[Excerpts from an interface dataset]
-- Opening Marker --

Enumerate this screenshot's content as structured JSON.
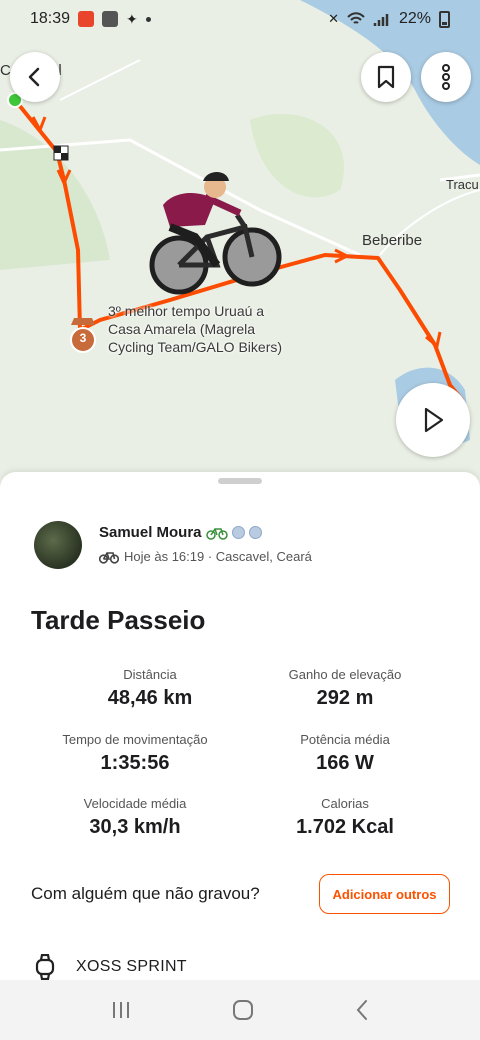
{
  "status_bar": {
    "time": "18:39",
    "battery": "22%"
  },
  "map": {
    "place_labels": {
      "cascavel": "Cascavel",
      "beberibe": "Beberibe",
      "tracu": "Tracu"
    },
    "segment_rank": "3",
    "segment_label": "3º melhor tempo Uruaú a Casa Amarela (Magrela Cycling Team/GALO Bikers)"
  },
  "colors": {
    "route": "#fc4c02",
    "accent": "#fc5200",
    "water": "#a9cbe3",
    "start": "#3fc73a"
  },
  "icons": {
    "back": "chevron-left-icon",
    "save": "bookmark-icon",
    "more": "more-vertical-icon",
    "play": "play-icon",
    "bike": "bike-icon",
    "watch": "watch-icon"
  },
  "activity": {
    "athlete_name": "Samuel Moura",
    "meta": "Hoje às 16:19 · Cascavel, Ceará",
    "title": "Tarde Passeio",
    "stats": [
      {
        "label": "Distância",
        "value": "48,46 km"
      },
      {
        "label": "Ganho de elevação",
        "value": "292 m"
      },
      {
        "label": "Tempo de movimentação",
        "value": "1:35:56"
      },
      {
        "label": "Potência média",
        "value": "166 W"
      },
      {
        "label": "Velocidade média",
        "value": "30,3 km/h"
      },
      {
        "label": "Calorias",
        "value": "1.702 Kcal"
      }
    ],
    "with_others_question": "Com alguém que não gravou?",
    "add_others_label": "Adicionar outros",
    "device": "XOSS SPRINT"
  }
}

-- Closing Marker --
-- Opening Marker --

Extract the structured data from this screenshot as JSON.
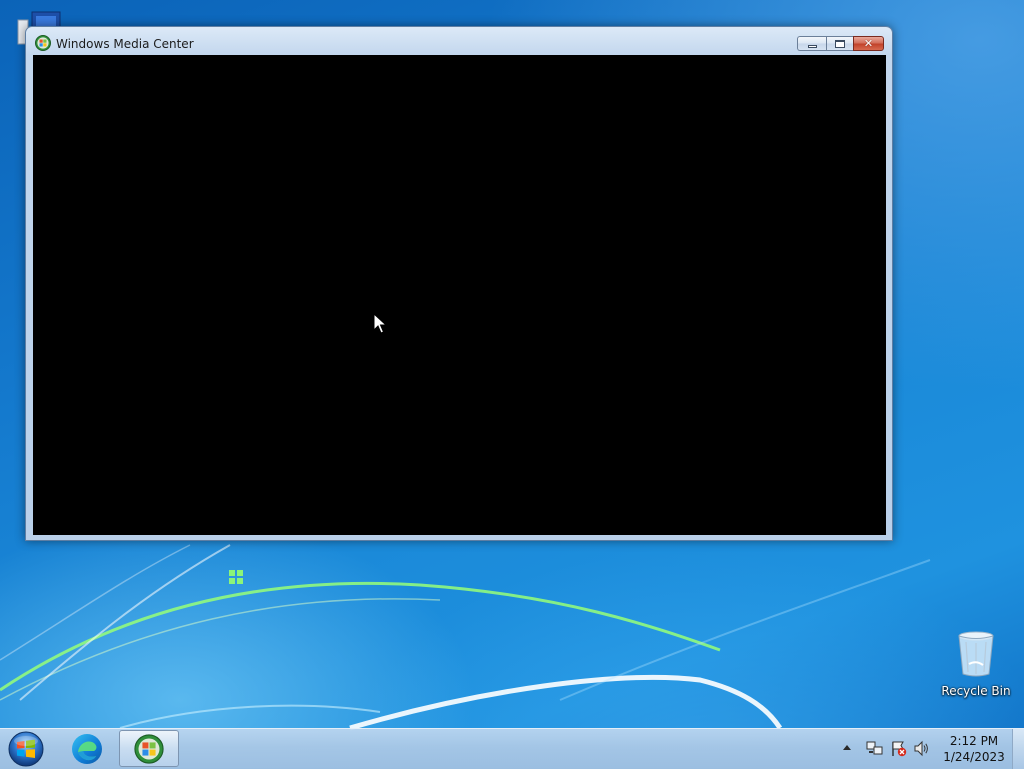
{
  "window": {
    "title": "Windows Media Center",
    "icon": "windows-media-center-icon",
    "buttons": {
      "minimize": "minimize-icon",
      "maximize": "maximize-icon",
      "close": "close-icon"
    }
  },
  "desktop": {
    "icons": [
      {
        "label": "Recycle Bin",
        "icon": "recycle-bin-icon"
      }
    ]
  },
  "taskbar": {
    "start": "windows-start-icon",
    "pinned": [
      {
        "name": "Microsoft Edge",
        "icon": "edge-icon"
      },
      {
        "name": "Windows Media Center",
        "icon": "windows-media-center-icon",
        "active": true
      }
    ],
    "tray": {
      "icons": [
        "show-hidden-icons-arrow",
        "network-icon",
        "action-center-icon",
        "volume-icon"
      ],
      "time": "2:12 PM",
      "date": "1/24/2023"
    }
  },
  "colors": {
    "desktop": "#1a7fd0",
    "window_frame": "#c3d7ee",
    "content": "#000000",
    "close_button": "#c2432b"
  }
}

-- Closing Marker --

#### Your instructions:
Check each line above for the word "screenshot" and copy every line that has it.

#### Answer to this problem:
Enumerate this screenshot's content as structured JSON.
Extract the structured data from this screenshot as JSON.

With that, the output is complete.